───── EXCERPTED RECORDS
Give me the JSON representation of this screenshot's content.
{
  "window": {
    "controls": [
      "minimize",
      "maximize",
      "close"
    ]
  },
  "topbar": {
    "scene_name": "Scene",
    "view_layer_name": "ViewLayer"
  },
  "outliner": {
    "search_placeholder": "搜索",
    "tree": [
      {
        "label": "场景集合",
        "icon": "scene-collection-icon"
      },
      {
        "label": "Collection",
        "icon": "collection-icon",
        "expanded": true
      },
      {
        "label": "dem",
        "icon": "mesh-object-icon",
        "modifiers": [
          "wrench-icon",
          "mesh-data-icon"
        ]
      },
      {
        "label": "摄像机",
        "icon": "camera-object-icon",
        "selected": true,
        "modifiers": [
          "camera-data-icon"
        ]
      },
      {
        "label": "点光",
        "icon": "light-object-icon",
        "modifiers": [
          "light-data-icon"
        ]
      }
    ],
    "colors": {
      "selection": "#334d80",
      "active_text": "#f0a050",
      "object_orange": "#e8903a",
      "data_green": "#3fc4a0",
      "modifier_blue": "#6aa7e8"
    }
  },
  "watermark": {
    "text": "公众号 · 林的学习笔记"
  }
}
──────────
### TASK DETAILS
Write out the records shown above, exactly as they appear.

### WRITTEN ANSWER
Give me the JSON representation of this screenshot's content.
{
  "window": {
    "controls": [
      "minimize",
      "maximize",
      "close"
    ]
  },
  "topbar": {
    "scene_name": "Scene",
    "view_layer_name": "ViewLayer"
  },
  "outliner": {
    "search_placeholder": "搜索",
    "tree": [
      {
        "label": "场景集合",
        "icon": "scene-collection-icon"
      },
      {
        "label": "Collection",
        "icon": "collection-icon",
        "expanded": true
      },
      {
        "label": "dem",
        "icon": "mesh-object-icon",
        "modifiers": [
          "wrench-icon",
          "mesh-data-icon"
        ]
      },
      {
        "label": "摄像机",
        "icon": "camera-object-icon",
        "selected": true,
        "modifiers": [
          "camera-data-icon"
        ]
      },
      {
        "label": "点光",
        "icon": "light-object-icon",
        "modifiers": [
          "light-data-icon"
        ]
      }
    ],
    "colors": {
      "selection": "#334d80",
      "active_text": "#f0a050",
      "object_orange": "#e8903a",
      "data_green": "#3fc4a0",
      "modifier_blue": "#6aa7e8"
    }
  },
  "watermark": {
    "text": "公众号 · 林的学习笔记"
  }
}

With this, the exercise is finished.